Ribotta, P.D., Perez, G.T., Leon, A.E., Anon, M.C. 2004. Effect of emulsifier and guar gum on micro structural, rheological and baking performance of frozen bread dough. Food Hydrocolloids
In this study, the effects of 18 different additive formulas constituted with xanthan and hydroxypropylmethylcellulose (HPMC) gums (hydrocolloids) were examined in the manufacture of corn starch based gluten-free bread. The additives used as alone or in combinations in the bread manufacture. It was also added with mono- and diglyceride based gel preparations and diacetyl tartaric acid esters of mono- and diglycerides for improving glutenfree bread characteristics. The volumes and softness of the breads have been measured as maximum when HPMC was used alone in increasing order from 1 to 2%. While HPMC gum improved the volume and softness of bread more than Xanthan gum, Xanthan gum improved the grain structure of crumb more than HPMC. In general, these hydrocolloids gave a good quality of bread in terms of moisture content, grain structure and Neumann baking coefficient values, when they were used with combinations rather than being used individually. Addition of surfactant to all combinations always enhanced the grain structure of bread. In contrast, it either worsened or did not change the volume and softness of the bread.
Effects of hydrocolloids (arabic gum, guar gum, and xanthan gum) on the physicochemical and rheological properties of whole-barley fortified cracker flour were determined using solvent retention capacity, alveograph, and Mixolab profiles. Results showed that the water absorption of whole-barley fortified cracker flour was reduced by the additional arabic gum. Besides, arabic gum was more effective in reducing the resistance to inflation and improving the extensibility of whole-barley fortified dough. Mixolab parameters indicated that the weakening of gluten proteins and the rate of starch retrogradation in whole-barley fortified cracker dough were reduced by the presence of arabic gum. Guar gum and xanthan gum promoted the rate of protein breakdown, but slowed down the starch gelatinization and retrogradation rate during the Mixolab heating-cooling cycle. In conclusion, involved arabic gum rather than guar gum or xanthan gum is benefit to improve the baking quality of wholebarley fortified saltine crackers.
.Ya. & Tolstoguzov, V. B. (1997): Thermodynamic incompatibility of proteins and polysaccharides in solutions. Fd Hydrocolloids , 11 (2), 145-158.
Thermodynamic incompatibility of proteins and polysaccharides in solutions
In the research area of healthier meat products a possible trend is to replace high energy density fat in formulations with substances providing less energy than fat.

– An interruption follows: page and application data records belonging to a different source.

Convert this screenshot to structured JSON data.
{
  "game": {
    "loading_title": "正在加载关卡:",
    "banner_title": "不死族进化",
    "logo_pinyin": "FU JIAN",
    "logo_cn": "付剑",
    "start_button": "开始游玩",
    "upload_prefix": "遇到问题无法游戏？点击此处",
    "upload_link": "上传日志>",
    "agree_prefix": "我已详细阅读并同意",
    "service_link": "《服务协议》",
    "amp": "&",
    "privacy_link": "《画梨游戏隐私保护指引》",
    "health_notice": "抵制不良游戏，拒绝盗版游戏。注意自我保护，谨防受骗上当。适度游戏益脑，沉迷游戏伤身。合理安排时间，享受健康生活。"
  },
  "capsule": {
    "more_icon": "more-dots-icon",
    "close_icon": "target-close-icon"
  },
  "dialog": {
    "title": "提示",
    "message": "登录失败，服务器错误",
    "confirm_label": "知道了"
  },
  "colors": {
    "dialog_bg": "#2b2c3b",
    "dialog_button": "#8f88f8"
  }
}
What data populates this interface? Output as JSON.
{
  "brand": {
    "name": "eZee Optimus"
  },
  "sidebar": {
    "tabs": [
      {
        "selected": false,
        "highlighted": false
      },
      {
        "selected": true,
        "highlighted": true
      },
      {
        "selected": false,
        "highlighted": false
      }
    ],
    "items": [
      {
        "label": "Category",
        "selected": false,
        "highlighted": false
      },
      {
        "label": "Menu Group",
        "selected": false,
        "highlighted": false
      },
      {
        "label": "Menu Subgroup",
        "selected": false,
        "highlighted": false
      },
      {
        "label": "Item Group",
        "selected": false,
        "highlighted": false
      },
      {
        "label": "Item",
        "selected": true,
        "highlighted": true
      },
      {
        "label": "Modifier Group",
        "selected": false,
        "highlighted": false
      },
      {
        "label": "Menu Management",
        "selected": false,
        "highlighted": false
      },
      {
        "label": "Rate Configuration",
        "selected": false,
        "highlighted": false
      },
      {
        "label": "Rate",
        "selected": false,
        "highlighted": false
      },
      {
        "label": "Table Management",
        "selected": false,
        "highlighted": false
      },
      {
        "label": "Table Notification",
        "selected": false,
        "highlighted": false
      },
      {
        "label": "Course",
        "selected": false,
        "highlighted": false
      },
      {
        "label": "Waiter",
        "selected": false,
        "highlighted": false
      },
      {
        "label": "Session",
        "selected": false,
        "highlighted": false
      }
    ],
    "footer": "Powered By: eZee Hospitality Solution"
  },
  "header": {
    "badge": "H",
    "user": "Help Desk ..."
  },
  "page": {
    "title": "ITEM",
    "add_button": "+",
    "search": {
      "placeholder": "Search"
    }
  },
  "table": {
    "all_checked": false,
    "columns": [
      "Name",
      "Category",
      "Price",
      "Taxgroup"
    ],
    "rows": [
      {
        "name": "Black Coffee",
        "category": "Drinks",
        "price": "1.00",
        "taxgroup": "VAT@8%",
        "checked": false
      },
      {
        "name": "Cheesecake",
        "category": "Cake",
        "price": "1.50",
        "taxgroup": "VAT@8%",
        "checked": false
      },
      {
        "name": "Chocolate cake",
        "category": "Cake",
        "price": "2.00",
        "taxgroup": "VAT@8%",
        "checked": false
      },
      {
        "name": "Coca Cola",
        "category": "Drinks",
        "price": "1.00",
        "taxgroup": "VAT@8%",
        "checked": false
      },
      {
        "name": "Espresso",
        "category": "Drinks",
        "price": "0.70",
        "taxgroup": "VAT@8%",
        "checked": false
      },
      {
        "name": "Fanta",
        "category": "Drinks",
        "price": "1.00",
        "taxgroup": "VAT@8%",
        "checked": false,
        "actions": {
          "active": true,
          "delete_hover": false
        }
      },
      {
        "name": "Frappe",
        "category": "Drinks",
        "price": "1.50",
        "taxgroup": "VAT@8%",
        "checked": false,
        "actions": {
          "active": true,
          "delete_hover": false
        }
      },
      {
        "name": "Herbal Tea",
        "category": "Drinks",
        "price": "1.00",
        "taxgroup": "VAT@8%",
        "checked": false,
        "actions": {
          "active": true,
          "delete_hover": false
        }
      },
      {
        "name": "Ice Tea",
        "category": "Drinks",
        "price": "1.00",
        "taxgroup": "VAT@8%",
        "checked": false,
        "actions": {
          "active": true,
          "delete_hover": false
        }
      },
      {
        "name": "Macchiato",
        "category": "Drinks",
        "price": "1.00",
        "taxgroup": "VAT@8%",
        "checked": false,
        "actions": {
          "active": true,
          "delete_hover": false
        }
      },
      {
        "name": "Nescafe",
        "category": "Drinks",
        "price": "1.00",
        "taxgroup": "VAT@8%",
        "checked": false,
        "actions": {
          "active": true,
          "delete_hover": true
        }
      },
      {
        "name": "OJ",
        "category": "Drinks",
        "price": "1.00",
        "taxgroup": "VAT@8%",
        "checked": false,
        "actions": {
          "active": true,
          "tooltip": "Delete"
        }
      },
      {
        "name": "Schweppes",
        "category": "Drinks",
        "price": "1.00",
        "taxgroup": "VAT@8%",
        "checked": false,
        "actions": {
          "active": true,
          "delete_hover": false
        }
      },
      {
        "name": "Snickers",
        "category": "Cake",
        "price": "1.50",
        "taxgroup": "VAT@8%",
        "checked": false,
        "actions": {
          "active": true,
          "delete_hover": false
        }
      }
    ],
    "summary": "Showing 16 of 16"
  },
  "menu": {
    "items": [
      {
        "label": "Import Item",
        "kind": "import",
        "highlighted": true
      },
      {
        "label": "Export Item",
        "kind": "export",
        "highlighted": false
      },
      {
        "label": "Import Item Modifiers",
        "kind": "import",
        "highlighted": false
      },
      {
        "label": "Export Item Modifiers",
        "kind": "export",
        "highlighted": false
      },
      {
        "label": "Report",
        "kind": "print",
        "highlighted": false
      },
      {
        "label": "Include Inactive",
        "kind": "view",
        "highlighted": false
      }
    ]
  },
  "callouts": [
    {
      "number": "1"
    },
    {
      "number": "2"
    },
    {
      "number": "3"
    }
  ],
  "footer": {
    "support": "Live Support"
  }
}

The aim of the producers is to obtain a product having maximum yield with similar or same organoleptic properties and structure like well-known full-fat analogues. Properties of high fat products can be restored with the use of different fat substitutes, non-meat protein, and/or hydrocolloids or starch, owing to their stabilization abilities, fat coating, and water binding, respectively. The review is aimed to summarize the effect of different fat substitutes on the processing quality, textural characteristics, and sensory properties of comminuted meat products with low lipid content.
Authors:J. Tarek-Tilistyák, J. Agócs, M. Lukács, M. Dobró-Tóth, M. Juhász-Román, Z. Dinya, J. Jekő, and E. Máthé

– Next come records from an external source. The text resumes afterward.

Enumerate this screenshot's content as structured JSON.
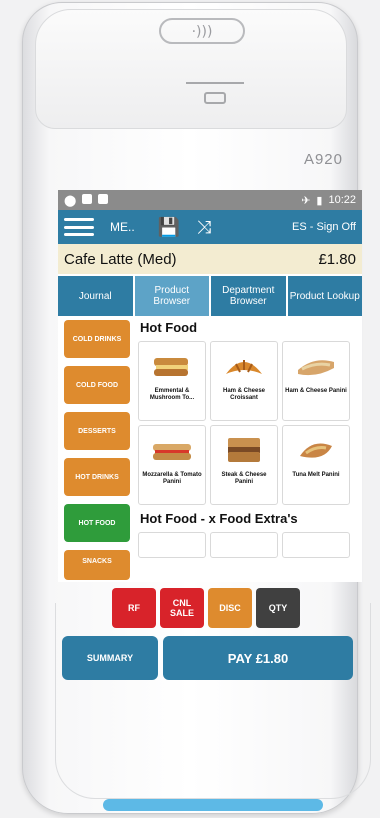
{
  "device": {
    "nfc_symbol": "·)))",
    "brand": "A920"
  },
  "statusbar": {
    "time": "10:22"
  },
  "appbar": {
    "menu_label": "ME..",
    "sign_off": "ES - Sign Off"
  },
  "order": {
    "item": "Cafe Latte (Med)",
    "price": "£1.80"
  },
  "tabs": [
    {
      "label": "Journal"
    },
    {
      "label": "Product Browser"
    },
    {
      "label": "Department Browser"
    },
    {
      "label": "Product Lookup"
    }
  ],
  "categories": [
    {
      "label": "COLD DRINKS"
    },
    {
      "label": "COLD FOOD"
    },
    {
      "label": "DESSERTS"
    },
    {
      "label": "HOT DRINKS"
    },
    {
      "label": "HOT FOOD"
    },
    {
      "label": "SNACKS"
    }
  ],
  "section": {
    "title": "Hot Food",
    "extras_title": "Hot Food - x Food Extra's"
  },
  "products": [
    {
      "name": "Emmental & Mushroom To..."
    },
    {
      "name": "Ham & Cheese Croissant"
    },
    {
      "name": "Ham & Cheese Panini"
    },
    {
      "name": "Mozzarella & Tomato Panini"
    },
    {
      "name": "Steak & Cheese Panini"
    },
    {
      "name": "Tuna Melt Panini"
    }
  ],
  "actions": {
    "rf": "RF",
    "cnl_sale": "CNL SALE",
    "disc": "DISC",
    "qty": "QTY",
    "summary": "SUMMARY",
    "pay": "PAY £1.80"
  },
  "colors": {
    "primary": "#2e7ca3",
    "category": "#de8b2e",
    "category_active": "#2f9c3b",
    "rf": "#d8232a",
    "disc": "#de8b2e",
    "qty": "#404040",
    "status": "#8b8b8b"
  }
}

The nutritive value, the microbiological safety of oilseed cake (OSC) obtained from naked pumpkin seed (PuC), sunflower seed (SC), yellow linseed (LC), and walnut (WnC), and their impact on wheat flour (WF) dough and bread sensory characteristics at 5% and 10% addition ratio were investigated. The OSCs had high protein (34–50%), fat (8–15%), total dietary fibre (23–36%) content and high energy value (383–444 kcal/100 g)). The OSC samples with a minimal exception fulfilled the requirements of feed legislation in force. An increased water absorption, dough development time, and reduced elasticity were observed probably due to the enhanced fiber and protein content. Dough stability increased with WnC, and decreased with PuC or SC addition. Enrichment provided the appearance of a brown bread for WnC, of a half-brown bread for LC. PuC gave an unusual look. The appearance of OSC fortified bread similar to daily bread, was an advantage resulting the 1st rank for 10% WnC bread and the 2nd one for 10% LC bread (P=0.05). The studied OSCs are suitable for food enrichment, however, in case of PuC and SC fortified flour blends, hydrocolloid application is recommended. Our data suggest that the newly developed fortified breads could be a valuable source for healthy nutrition.